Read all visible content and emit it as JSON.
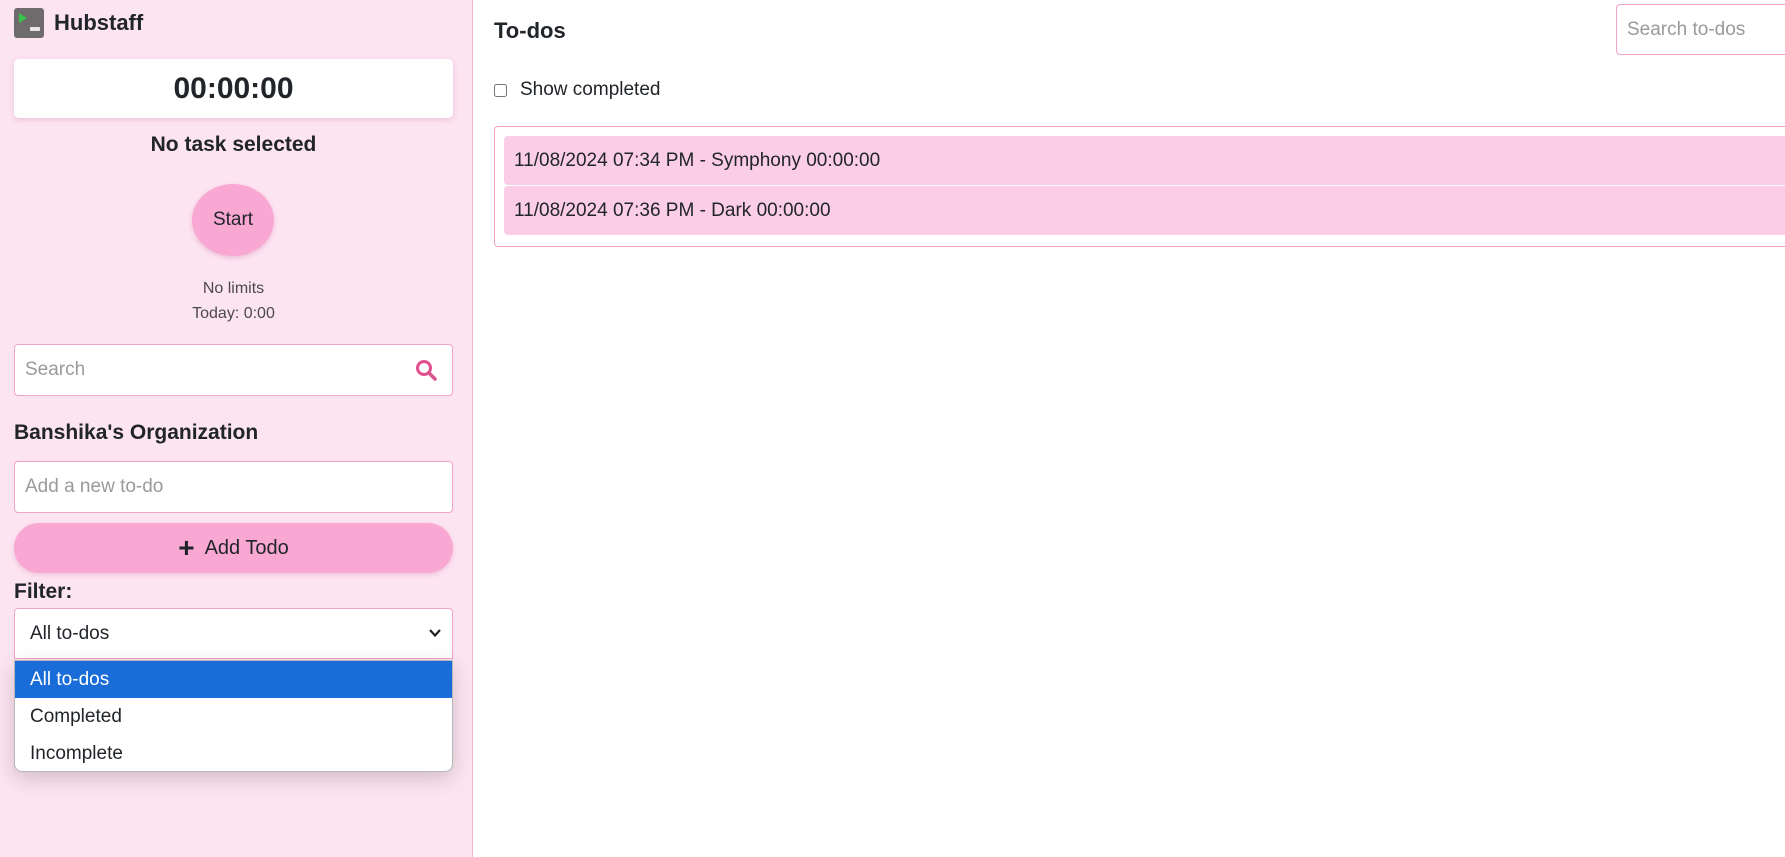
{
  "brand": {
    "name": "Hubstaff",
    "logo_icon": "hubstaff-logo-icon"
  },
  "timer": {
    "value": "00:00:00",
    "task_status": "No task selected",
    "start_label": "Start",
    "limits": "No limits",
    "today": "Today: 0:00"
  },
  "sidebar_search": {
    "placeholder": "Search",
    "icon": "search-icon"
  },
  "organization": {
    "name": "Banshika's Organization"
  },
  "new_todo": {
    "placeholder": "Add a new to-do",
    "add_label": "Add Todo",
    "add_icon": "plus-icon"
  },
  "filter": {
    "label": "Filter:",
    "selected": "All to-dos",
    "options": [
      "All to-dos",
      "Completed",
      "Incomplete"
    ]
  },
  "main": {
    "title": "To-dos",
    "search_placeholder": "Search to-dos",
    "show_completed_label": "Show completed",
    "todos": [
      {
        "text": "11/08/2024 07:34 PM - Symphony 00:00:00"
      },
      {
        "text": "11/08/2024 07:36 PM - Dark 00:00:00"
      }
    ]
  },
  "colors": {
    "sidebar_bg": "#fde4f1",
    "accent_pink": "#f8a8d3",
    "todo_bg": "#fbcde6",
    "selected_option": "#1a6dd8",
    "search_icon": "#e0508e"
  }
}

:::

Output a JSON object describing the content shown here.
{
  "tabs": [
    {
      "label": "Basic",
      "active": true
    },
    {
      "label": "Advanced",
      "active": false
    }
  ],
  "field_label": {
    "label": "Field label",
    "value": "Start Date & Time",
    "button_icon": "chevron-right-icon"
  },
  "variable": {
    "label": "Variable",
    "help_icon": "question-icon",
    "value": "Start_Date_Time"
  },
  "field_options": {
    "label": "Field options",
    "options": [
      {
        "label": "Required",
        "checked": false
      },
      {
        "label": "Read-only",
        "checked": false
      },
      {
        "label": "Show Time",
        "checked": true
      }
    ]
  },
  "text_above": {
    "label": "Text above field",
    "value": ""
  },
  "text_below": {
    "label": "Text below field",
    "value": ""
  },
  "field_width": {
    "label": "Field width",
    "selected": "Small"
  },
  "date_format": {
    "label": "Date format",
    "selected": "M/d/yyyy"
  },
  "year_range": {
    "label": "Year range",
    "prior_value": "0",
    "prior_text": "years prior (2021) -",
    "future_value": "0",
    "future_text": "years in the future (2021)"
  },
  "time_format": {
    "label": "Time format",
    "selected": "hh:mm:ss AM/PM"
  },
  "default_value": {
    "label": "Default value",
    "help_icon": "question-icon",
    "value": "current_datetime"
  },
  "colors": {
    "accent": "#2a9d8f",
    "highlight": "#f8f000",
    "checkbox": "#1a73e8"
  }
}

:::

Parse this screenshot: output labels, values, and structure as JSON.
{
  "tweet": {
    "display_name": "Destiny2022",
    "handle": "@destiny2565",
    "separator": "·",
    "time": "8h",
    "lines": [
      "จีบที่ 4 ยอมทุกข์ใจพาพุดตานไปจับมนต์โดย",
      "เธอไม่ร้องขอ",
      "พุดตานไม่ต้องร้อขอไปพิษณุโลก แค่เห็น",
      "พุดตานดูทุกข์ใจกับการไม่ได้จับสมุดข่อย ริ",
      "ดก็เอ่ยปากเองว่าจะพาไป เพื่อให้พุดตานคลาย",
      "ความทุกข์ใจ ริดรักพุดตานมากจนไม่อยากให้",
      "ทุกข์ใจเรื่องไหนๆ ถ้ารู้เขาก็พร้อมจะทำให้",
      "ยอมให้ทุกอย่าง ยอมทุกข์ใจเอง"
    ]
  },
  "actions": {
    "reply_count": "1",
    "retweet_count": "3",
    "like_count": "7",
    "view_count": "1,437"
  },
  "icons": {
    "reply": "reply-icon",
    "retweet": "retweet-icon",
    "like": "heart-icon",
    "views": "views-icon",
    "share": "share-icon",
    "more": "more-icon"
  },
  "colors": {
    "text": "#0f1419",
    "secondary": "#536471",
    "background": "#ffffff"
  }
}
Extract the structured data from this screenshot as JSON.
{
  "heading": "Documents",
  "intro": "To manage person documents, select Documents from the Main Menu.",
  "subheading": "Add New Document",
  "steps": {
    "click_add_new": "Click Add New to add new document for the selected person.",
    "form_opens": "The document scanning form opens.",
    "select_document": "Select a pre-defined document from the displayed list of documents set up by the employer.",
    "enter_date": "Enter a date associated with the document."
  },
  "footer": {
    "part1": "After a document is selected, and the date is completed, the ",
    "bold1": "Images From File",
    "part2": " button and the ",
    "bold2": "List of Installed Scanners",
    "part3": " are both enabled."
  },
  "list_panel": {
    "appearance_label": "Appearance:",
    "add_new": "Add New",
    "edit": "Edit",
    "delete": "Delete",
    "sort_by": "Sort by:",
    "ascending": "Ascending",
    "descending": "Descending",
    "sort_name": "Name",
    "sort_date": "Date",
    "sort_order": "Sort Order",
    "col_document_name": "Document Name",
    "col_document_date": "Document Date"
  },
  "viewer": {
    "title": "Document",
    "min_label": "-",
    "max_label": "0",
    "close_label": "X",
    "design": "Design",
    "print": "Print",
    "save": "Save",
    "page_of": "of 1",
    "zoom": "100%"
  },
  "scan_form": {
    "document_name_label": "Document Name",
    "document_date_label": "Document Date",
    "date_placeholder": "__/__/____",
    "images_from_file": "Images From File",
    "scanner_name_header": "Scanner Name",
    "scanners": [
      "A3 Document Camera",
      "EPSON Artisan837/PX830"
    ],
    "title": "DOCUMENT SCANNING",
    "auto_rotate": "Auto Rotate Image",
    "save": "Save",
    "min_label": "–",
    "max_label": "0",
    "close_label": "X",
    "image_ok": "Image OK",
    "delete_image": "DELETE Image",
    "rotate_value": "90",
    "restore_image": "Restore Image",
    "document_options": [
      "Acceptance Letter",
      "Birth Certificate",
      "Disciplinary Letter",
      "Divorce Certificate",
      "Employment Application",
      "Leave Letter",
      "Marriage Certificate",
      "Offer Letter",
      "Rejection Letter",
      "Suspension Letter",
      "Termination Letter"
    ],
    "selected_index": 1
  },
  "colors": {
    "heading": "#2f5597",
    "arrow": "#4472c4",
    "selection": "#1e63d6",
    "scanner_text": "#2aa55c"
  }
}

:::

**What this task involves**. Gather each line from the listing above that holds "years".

**Answer to this exercise**.
    "prior_text": "years prior (2021) -",
    "future_text": "years in the future (2021)"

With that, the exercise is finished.